▸ **PROVIDED RECORDS**:
--*--

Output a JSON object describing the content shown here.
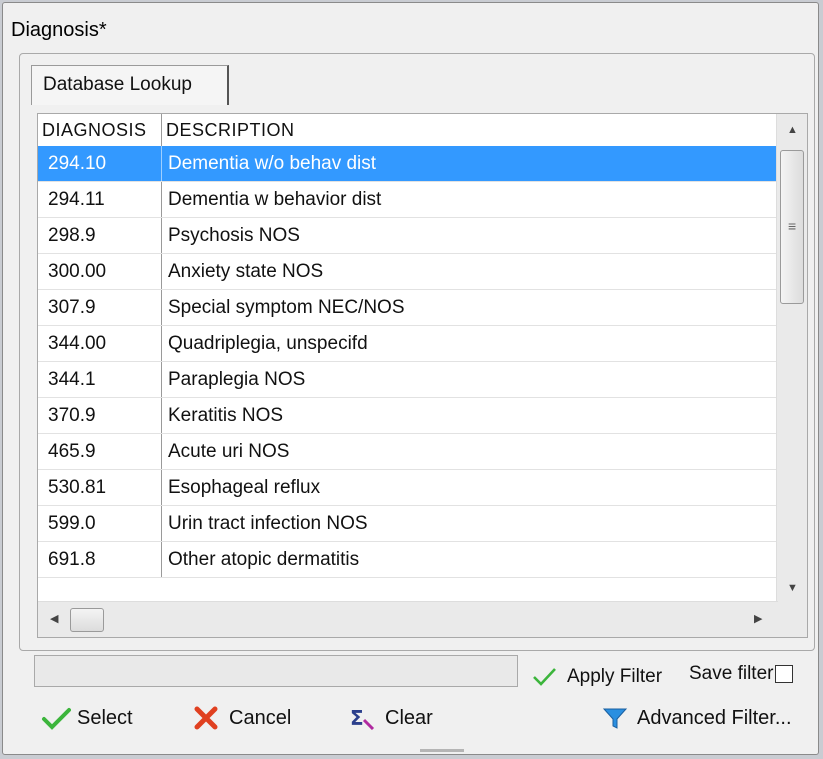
{
  "window": {
    "title": "Diagnosis*"
  },
  "tabs": [
    {
      "label": "Database Lookup"
    }
  ],
  "grid": {
    "columns": [
      "DIAGNOSIS",
      "DESCRIPTION"
    ],
    "rows": [
      {
        "code": "294.10",
        "description": "Dementia w/o behav dist",
        "selected": true
      },
      {
        "code": "294.11",
        "description": "Dementia w behavior dist"
      },
      {
        "code": "298.9",
        "description": "Psychosis NOS"
      },
      {
        "code": "300.00",
        "description": "Anxiety state NOS"
      },
      {
        "code": "307.9",
        "description": "Special symptom NEC/NOS"
      },
      {
        "code": "344.00",
        "description": "Quadriplegia, unspecifd"
      },
      {
        "code": "344.1",
        "description": "Paraplegia NOS"
      },
      {
        "code": "370.9",
        "description": "Keratitis NOS"
      },
      {
        "code": "465.9",
        "description": "Acute uri NOS"
      },
      {
        "code": "530.81",
        "description": "Esophageal reflux"
      },
      {
        "code": "599.0",
        "description": "Urin tract infection NOS"
      },
      {
        "code": "691.8",
        "description": "Other atopic dermatitis"
      }
    ]
  },
  "filter": {
    "value": "",
    "apply_label": "Apply Filter",
    "save_label": "Save filter",
    "save_checked": false
  },
  "buttons": {
    "select": "Select",
    "cancel": "Cancel",
    "clear": "Clear",
    "advanced": "Advanced Filter..."
  },
  "icons": {
    "apply": "check-icon",
    "select": "check-icon",
    "cancel": "x-icon",
    "clear": "sigma-icon",
    "advanced": "funnel-icon"
  },
  "colors": {
    "selection": "#3399ff",
    "check": "#3cb53c",
    "cancel": "#e04020",
    "funnel": "#2a8fe0"
  }
}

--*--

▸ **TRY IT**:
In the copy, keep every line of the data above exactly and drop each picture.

▸ **RESPONSE TO THE TASK**:
Output a JSON object describing the content shown here.
{
  "window": {
    "title": "Diagnosis*"
  },
  "tabs": [
    {
      "label": "Database Lookup"
    }
  ],
  "grid": {
    "columns": [
      "DIAGNOSIS",
      "DESCRIPTION"
    ],
    "rows": [
      {
        "code": "294.10",
        "description": "Dementia w/o behav dist",
        "selected": true
      },
      {
        "code": "294.11",
        "description": "Dementia w behavior dist"
      },
      {
        "code": "298.9",
        "description": "Psychosis NOS"
      },
      {
        "code": "300.00",
        "description": "Anxiety state NOS"
      },
      {
        "code": "307.9",
        "description": "Special symptom NEC/NOS"
      },
      {
        "code": "344.00",
        "description": "Quadriplegia, unspecifd"
      },
      {
        "code": "344.1",
        "description": "Paraplegia NOS"
      },
      {
        "code": "370.9",
        "description": "Keratitis NOS"
      },
      {
        "code": "465.9",
        "description": "Acute uri NOS"
      },
      {
        "code": "530.81",
        "description": "Esophageal reflux"
      },
      {
        "code": "599.0",
        "description": "Urin tract infection NOS"
      },
      {
        "code": "691.8",
        "description": "Other atopic dermatitis"
      }
    ]
  },
  "filter": {
    "value": "",
    "apply_label": "Apply Filter",
    "save_label": "Save filter",
    "save_checked": false
  },
  "buttons": {
    "select": "Select",
    "cancel": "Cancel",
    "clear": "Clear",
    "advanced": "Advanced Filter..."
  },
  "icons": {
    "apply": "check-icon",
    "select": "check-icon",
    "cancel": "x-icon",
    "clear": "sigma-icon",
    "advanced": "funnel-icon"
  },
  "colors": {
    "selection": "#3399ff",
    "check": "#3cb53c",
    "cancel": "#e04020",
    "funnel": "#2a8fe0"
  }
}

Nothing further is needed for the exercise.